Directions for this task> Output each line of the data below exactly, omitting any image.

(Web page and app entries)

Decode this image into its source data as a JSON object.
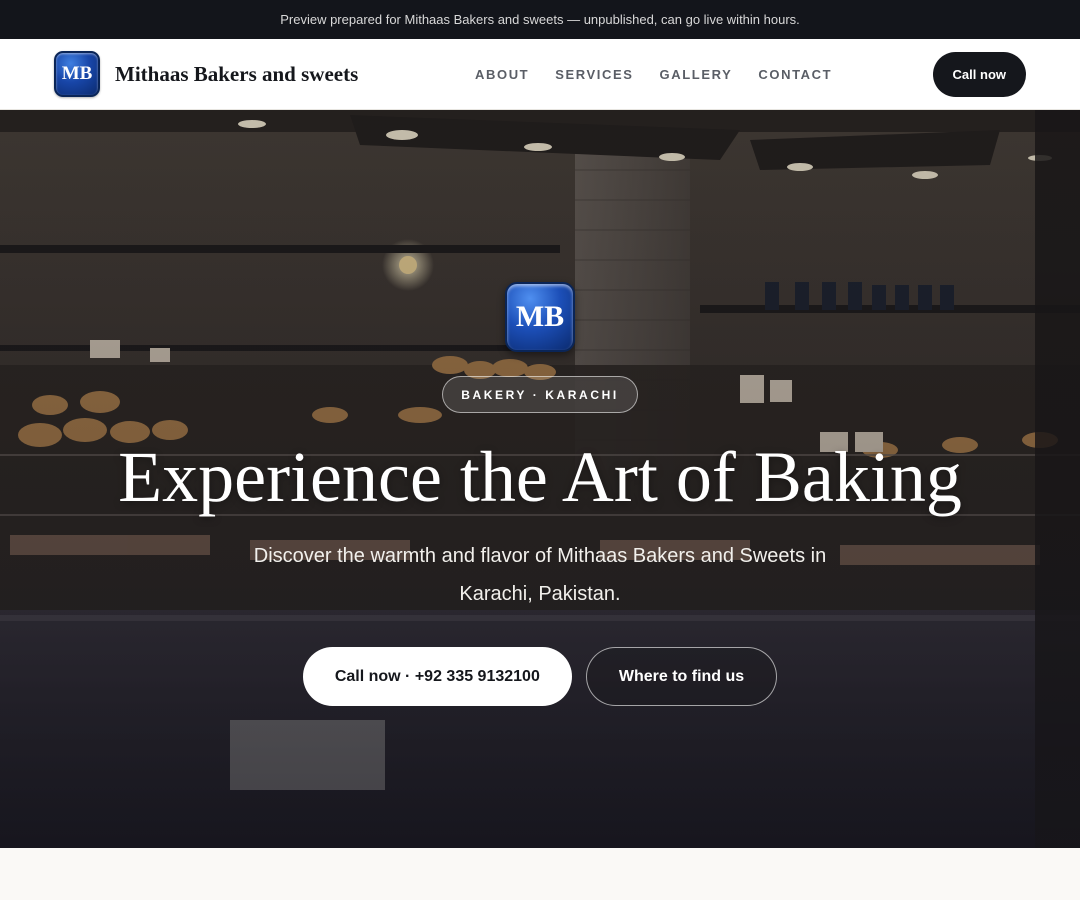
{
  "preview_bar": {
    "text": "Preview prepared for Mithaas Bakers and sweets — unpublished, can go live within hours."
  },
  "header": {
    "logo_text": "MB",
    "brand_name": "Mithaas Bakers and sweets",
    "nav": [
      {
        "label": "ABOUT"
      },
      {
        "label": "SERVICES"
      },
      {
        "label": "GALLERY"
      },
      {
        "label": "CONTACT"
      }
    ],
    "cta_label": "Call now"
  },
  "hero": {
    "logo_text": "MB",
    "badge": "BAKERY · KARACHI",
    "title": "Experience the Art of Baking",
    "subtitle": "Discover the warmth and flavor of Mithaas Bakers and Sweets in Karachi, Pakistan.",
    "primary_button": "Call now · +92 335 9132100",
    "secondary_button": "Where to find us"
  },
  "colors": {
    "dark": "#15171c",
    "logo_blue": "#1846a8",
    "page_bg": "#faf9f6"
  }
}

Response area>
Decode this image into its source data as a JSON object.
{
  "preview_bar": {
    "text": "Preview prepared for Mithaas Bakers and sweets — unpublished, can go live within hours."
  },
  "header": {
    "logo_text": "MB",
    "brand_name": "Mithaas Bakers and sweets",
    "nav": [
      {
        "label": "ABOUT"
      },
      {
        "label": "SERVICES"
      },
      {
        "label": "GALLERY"
      },
      {
        "label": "CONTACT"
      }
    ],
    "cta_label": "Call now"
  },
  "hero": {
    "logo_text": "MB",
    "badge": "BAKERY · KARACHI",
    "title": "Experience the Art of Baking",
    "subtitle": "Discover the warmth and flavor of Mithaas Bakers and Sweets in Karachi, Pakistan.",
    "primary_button": "Call now · +92 335 9132100",
    "secondary_button": "Where to find us"
  },
  "colors": {
    "dark": "#15171c",
    "logo_blue": "#1846a8",
    "page_bg": "#faf9f6"
  }
}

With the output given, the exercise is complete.